▸ GIVEN RECORDS
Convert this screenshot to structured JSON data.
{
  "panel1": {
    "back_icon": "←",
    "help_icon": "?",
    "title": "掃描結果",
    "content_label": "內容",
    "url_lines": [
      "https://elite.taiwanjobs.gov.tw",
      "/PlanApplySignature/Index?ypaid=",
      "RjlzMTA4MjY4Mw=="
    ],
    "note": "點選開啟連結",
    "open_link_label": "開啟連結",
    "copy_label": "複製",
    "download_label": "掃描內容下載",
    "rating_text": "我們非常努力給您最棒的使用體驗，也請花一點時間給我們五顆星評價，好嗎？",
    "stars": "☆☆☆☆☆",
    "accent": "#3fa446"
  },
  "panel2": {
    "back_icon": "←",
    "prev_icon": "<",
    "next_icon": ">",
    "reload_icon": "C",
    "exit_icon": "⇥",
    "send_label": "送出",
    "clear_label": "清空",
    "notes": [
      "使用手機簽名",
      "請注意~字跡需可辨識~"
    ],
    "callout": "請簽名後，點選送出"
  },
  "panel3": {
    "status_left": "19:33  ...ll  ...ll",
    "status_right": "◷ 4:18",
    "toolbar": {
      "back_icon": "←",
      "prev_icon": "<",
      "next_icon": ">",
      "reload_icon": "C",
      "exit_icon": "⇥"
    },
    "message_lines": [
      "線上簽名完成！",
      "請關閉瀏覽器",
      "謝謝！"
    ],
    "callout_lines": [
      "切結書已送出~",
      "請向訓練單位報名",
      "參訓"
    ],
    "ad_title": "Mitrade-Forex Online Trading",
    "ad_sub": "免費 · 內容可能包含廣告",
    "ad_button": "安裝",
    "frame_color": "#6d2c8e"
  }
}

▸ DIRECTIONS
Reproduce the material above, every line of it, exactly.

▸ TASK SOLUTION
Convert this screenshot to structured JSON data.
{
  "panel1": {
    "back_icon": "←",
    "help_icon": "?",
    "title": "掃描結果",
    "content_label": "內容",
    "url_lines": [
      "https://elite.taiwanjobs.gov.tw",
      "/PlanApplySignature/Index?ypaid=",
      "RjlzMTA4MjY4Mw=="
    ],
    "note": "點選開啟連結",
    "open_link_label": "開啟連結",
    "copy_label": "複製",
    "download_label": "掃描內容下載",
    "rating_text": "我們非常努力給您最棒的使用體驗，也請花一點時間給我們五顆星評價，好嗎？",
    "stars": "☆☆☆☆☆",
    "accent": "#3fa446"
  },
  "panel2": {
    "back_icon": "←",
    "prev_icon": "<",
    "next_icon": ">",
    "reload_icon": "C",
    "exit_icon": "⇥",
    "send_label": "送出",
    "clear_label": "清空",
    "notes": [
      "使用手機簽名",
      "請注意~字跡需可辨識~"
    ],
    "callout": "請簽名後，點選送出"
  },
  "panel3": {
    "status_left": "19:33  ...ll  ...ll",
    "status_right": "◷ 4:18",
    "toolbar": {
      "back_icon": "←",
      "prev_icon": "<",
      "next_icon": ">",
      "reload_icon": "C",
      "exit_icon": "⇥"
    },
    "message_lines": [
      "線上簽名完成！",
      "請關閉瀏覽器",
      "謝謝！"
    ],
    "callout_lines": [
      "切結書已送出~",
      "請向訓練單位報名",
      "參訓"
    ],
    "ad_title": "Mitrade-Forex Online Trading",
    "ad_sub": "免費 · 內容可能包含廣告",
    "ad_button": "安裝",
    "frame_color": "#6d2c8e"
  }
}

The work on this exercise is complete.